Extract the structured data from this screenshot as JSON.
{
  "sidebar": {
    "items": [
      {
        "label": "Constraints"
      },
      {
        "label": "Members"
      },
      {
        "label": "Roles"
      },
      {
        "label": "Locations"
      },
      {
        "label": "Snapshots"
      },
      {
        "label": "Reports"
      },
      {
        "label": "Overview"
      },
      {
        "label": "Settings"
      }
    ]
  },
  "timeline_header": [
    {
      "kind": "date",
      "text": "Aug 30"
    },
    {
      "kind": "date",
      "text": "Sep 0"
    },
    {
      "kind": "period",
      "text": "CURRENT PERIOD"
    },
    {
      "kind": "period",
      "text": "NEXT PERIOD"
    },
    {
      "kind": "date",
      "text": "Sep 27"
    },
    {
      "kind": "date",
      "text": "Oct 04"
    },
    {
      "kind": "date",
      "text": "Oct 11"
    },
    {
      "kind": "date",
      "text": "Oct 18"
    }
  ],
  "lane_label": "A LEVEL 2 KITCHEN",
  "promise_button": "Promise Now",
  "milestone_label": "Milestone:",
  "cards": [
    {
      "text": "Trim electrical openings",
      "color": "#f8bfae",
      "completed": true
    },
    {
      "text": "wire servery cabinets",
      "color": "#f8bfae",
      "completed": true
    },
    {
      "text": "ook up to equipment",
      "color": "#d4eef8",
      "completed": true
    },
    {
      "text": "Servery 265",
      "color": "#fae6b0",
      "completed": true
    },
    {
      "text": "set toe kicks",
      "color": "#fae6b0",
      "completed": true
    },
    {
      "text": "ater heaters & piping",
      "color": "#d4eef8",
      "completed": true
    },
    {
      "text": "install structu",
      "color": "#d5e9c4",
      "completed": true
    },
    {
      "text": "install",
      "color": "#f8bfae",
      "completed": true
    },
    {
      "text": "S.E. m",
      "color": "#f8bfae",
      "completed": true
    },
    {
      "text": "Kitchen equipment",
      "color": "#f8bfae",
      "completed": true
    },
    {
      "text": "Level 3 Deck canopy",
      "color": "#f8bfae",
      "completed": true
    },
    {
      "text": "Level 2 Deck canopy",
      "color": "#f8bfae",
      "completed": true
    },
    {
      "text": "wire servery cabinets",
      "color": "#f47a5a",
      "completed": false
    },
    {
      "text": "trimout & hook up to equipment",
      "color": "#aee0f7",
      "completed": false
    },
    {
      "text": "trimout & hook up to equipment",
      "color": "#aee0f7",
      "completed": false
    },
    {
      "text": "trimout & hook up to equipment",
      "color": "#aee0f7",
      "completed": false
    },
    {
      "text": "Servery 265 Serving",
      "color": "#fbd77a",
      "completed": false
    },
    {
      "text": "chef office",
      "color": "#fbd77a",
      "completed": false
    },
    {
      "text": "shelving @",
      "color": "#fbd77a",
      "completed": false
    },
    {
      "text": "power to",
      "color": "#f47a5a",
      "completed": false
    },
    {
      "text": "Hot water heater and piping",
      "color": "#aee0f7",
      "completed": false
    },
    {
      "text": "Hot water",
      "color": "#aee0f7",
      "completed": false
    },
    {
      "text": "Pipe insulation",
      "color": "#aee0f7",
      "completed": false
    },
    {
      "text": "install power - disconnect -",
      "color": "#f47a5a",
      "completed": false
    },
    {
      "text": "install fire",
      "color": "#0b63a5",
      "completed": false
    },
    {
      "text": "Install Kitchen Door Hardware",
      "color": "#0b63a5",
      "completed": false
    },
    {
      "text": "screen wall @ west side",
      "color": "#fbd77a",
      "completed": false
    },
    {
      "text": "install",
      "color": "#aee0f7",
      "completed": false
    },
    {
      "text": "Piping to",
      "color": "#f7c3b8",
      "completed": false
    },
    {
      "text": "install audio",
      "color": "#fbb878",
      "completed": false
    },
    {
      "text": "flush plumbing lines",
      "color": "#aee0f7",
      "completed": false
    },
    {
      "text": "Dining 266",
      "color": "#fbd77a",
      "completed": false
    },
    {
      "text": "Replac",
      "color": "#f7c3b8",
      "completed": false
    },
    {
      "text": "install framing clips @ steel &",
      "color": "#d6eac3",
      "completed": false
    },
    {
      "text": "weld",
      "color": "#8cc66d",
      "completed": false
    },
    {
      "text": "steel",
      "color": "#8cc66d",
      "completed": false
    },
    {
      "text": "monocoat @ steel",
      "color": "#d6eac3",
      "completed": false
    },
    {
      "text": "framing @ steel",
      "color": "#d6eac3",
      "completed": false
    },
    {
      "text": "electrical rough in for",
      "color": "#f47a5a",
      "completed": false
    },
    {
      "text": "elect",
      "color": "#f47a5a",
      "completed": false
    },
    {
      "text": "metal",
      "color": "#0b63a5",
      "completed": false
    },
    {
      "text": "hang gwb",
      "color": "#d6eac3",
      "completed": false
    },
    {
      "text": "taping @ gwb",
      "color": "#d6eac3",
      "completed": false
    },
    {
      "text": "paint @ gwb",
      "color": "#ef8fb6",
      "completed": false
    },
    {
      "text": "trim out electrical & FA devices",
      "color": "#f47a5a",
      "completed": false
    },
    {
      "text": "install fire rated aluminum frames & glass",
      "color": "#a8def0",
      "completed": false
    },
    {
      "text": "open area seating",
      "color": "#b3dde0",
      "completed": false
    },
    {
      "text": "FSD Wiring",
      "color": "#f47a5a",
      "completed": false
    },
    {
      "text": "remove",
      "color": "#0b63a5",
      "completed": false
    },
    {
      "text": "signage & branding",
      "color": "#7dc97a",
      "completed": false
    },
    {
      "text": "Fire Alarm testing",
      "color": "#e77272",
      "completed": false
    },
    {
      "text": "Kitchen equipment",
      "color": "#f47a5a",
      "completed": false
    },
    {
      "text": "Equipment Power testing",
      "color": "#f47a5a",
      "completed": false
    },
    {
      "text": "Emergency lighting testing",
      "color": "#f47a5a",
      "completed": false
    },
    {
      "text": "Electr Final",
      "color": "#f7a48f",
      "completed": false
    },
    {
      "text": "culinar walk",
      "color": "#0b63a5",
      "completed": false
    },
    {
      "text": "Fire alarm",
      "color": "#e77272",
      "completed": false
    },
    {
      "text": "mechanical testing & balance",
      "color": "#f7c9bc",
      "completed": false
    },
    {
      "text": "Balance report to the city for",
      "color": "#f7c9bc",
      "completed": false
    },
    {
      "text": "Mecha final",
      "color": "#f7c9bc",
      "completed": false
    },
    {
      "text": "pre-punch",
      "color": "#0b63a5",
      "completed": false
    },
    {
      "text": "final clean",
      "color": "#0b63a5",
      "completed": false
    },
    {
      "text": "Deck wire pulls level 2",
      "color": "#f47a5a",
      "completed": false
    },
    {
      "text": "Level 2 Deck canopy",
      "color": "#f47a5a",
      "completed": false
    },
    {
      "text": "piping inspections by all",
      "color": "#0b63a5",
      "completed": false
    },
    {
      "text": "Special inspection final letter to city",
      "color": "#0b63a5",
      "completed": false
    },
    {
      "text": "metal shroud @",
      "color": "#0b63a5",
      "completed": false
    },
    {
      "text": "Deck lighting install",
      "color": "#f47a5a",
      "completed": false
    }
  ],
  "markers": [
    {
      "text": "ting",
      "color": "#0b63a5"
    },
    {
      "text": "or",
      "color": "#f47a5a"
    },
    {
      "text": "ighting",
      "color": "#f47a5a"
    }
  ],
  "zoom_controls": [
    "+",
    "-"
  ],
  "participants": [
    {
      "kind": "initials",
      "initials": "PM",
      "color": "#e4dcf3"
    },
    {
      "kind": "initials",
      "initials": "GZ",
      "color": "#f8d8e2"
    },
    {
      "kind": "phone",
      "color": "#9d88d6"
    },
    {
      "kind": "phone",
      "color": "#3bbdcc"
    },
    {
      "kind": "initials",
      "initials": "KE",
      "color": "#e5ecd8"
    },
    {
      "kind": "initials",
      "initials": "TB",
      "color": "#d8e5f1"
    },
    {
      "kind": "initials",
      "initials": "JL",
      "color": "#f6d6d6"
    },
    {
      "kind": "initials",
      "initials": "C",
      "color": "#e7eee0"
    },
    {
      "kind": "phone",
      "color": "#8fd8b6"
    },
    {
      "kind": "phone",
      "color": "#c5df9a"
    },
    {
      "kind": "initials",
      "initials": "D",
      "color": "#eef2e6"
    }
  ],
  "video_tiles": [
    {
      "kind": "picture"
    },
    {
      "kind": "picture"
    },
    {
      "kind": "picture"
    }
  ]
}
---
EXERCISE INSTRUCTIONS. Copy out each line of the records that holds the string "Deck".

RESPONSE TO THE TASK.
      "text": "Level 3 Deck canopy",
      "text": "Level 2 Deck canopy",
      "text": "Deck wire pulls level 2",
      "text": "Level 2 Deck canopy",
      "text": "Deck lighting install",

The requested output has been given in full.